SOUTH PORTLAND — Ed Lutjens found himself in the middle of an immense learning curve when, as a woodworker with no experience as a cooper, he was asked to make barrels for a Portland distiller when the business was running short.
Lutjens, who lives just three blocks from his Breakwater Drive workshop, said he initially considered the process simple, but was “shocked, intimidated and dismayed all at the same time,” when he first tried coopering.
But the opportunity has created a growing business called Portland Barrel Co., allowed Lutjens to learn a new craft, and connected him with interesting people and projects.
Lutjens, now in his sixth year, is the only cooper in the state and one of only a handful in the country. His workshop space is also home to ax makers Brant & Cochran, and the businesses are hosting a monthly open house 1-5 p.m. Friday, July 20.
Lutjens now works full time at the cooperage; he made 200 barrels by himself last year and is now transitioning to managing the business, with a goal of recruiting four employees to make 500 to 1,000 barrels annually.
Carpentry was physically taxing, and the switch to making barrels is something that had legs and was able to grow. It’s work he hopes to retire from, Lutjens said.
In the past three or four decades, there were no cooperages in New England, though Swans Island once had a thriving coopering community. A photograph of the long-ago coopers on the island hangs on the wall at Portland Barrel, like a sentry watching over the shop.
Lutjens said he has no desire to expand his market beyond a 100-mile radius, since there’s plenty of in-state business. There’s also a lot of demand locally, and he is able to grow with projects as they develop into larger businesses.
“The craft piece is important,” he said of working with local clients.
While he technically knew how to make a barrel, he said he had to learn what each barrel brings to a product.
Lutjens said he often turns to history to improve his technique, reverting to using 200-year-old tools made by John Bradford, who was once a well-known Portland toolmaker. “It informs my path a little bit,” he said of defaulting back to thinking how barrels were once made.
In reference to a barrel, he also noted, the correct Old World lingo refers to a “barrel” as a size – 30 gallons – not the container itself. In contrast, a 50-gallon container is known as a hogshead.
He learned the basics from a cooperage in Kentucky and then did a lot of experimentation on his own.

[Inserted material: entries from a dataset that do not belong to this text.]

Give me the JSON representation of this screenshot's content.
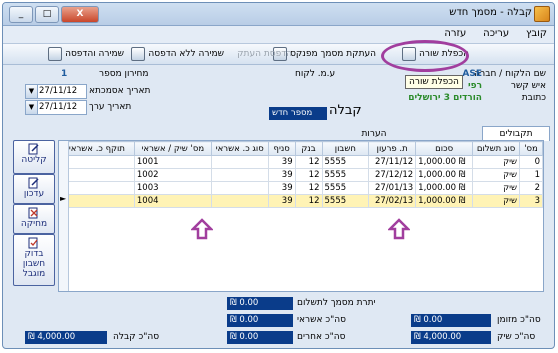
{
  "window": {
    "title": "קבלה - מסמך חדש",
    "controls": [
      "_",
      "□",
      "X"
    ]
  },
  "menu": [
    "קובץ",
    "עריכה",
    "עזרה"
  ],
  "toolbar": {
    "duplicate_row": "הכפלת שורה",
    "cancel_doc": "העתקת מסמך מפנקס",
    "print_copy": "הדפסת העתק",
    "save_no_print": "שמירה ללא הדפסה",
    "save_print": "שמירה והדפסה"
  },
  "tooltip": "הכפלת שורה",
  "form": {
    "customer_label": "שם הלקוח / חברה",
    "contact_label": "איש קשר",
    "address_label": "כתובת",
    "address_value": "הורדים 3 ירושלים",
    "company_code": "ASE",
    "company_partial": "רפי",
    "vat_label": "ע.מ. לקוח",
    "doc_type": "קבלה",
    "doc_number_label": "מספר חדש",
    "receipt_number_label": "מחירון מספר",
    "receipt_number_value": "1",
    "ref_date_label": "תאריך אסמכתא",
    "ref_date_value": "27/11/12",
    "value_date_label": "תאריך ערך",
    "value_date_value": "27/11/12"
  },
  "tabs": [
    "תקבולים",
    "הערות"
  ],
  "table": {
    "headers": [
      "מס'",
      "סוג תשלום",
      "סכום",
      "ת. פרעון",
      "חשבון",
      "בנק",
      "סניף",
      "סוג כ. אשראי",
      "מס' שיק / אשראי",
      "תוקף כ. אשראי"
    ],
    "rows": [
      [
        "0",
        "שיק",
        "₪ 1,000.00",
        "27/11/12",
        "5555",
        "12",
        "39",
        "",
        "1001",
        ""
      ],
      [
        "1",
        "שיק",
        "₪ 1,000.00",
        "27/12/12",
        "5555",
        "12",
        "39",
        "",
        "1002",
        ""
      ],
      [
        "2",
        "שיק",
        "₪ 1,000.00",
        "27/01/13",
        "5555",
        "12",
        "39",
        "",
        "1003",
        ""
      ],
      [
        "3",
        "שיק",
        "₪ 1,000.00",
        "27/02/13",
        "5555",
        "12",
        "39",
        "",
        "1004",
        ""
      ]
    ],
    "selected_row": 3
  },
  "side_buttons": [
    "קליטה",
    "עדכון",
    "מחיקה",
    "בדוק חשבון מוגבל"
  ],
  "summary": {
    "cash_label": "סה\"כ מזומן",
    "cash_value": "₪ 0.00",
    "check_label": "סה\"כ שיק",
    "check_value": "₪ 4,000.00",
    "balance_label": "יתרת מסמך לתשלום",
    "balance_value": "₪ 0.00",
    "credit_label": "סה\"כ אשראי",
    "credit_value": "₪ 0.00",
    "other_label": "סה\"כ אחרים",
    "other_value": "₪ 0.00",
    "receipt_label": "סה\"כ קבלה",
    "receipt_value": "₪ 4,000.00"
  },
  "colors": {
    "accent_oval": "#a13e9e",
    "selected_row": "#fff3b5",
    "sum_box": "#0a3c8a"
  }
}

Lutjens is also a member of the Maine Craft Association, a more than 220-year-old organization for tradespeople, where Bradford was also a member.
His previous carpentry work ran the gamut, he said, but now he focuses on producing barrels for five clients – four in Maine and one in Boston. He works with distillers, winemakers and cider and beer producers. He mostly sells to commercial business, but also makes smaller, 5-gallon barrels for home brewers.
Thirty- and 50-gallon barrels are his bread and butter, and it takes about a day to make one, Lutjens said. That includes milling the lumber, cutting staves, steaming the wood to make it flexible enough to shape, and then burning the wood over a fire on a scale of one to four – from toasted to charred.
The charring filters the spirits and adds flavor – from oak to coffee to caramel notes – as well as color. Sugar in the wood is also caramelized during the process. The wood, he said, provides about 70 percent of a whiskey’s flavor, and the 10-15-year-old aged bottles are prized for their mellow flavor. The younger the liquor, the more bite it has, Lutjens explained.
The only wood Lutjens uses, Maine white oak, is harvested in southern Maine; the growing line stops around Augusta. Lutjens goes into the woods with lot owners and foresters to pick out the trees. The logs are aged outside his shop for one to two years, depending on the client’s preferences.
The aging process is necessary to season the wood: the longer it seasons, the more mellow the oak flavors, balancing tannins naturally found in the wood.
White oak is used for three reasons — strength and flexibility, it’s rot resistant, and it’s a closed-cell wood that provides a good, distinct flavor. American chestnut was also once commonly used, but the species was wiped out by a blight, Lutjens said.
Typically, winemakers prefer the wood to age from 18 months to two years, and distillers like a one-year natural age for their products, Lutjens said.
The cooper said tasting the difference in how his work affects a product has been fascinating, adding that being invited to tastings has been a fun component of the work, allowing him to evaluate what barrels bring to the spirit.
Lutjens said it has allowed him to tweak flavors and helps him understand the value of the barrel in the process.
“It’s vexing,” he said, “and also really fun to think about.”
Ed Lutjens in his South Portland workshop at Portland Barrel Co., where he produces barrels for local distillers.
Ed Lutjens shows off antique tools at his South Portland cooperage, Portland Barrel Co.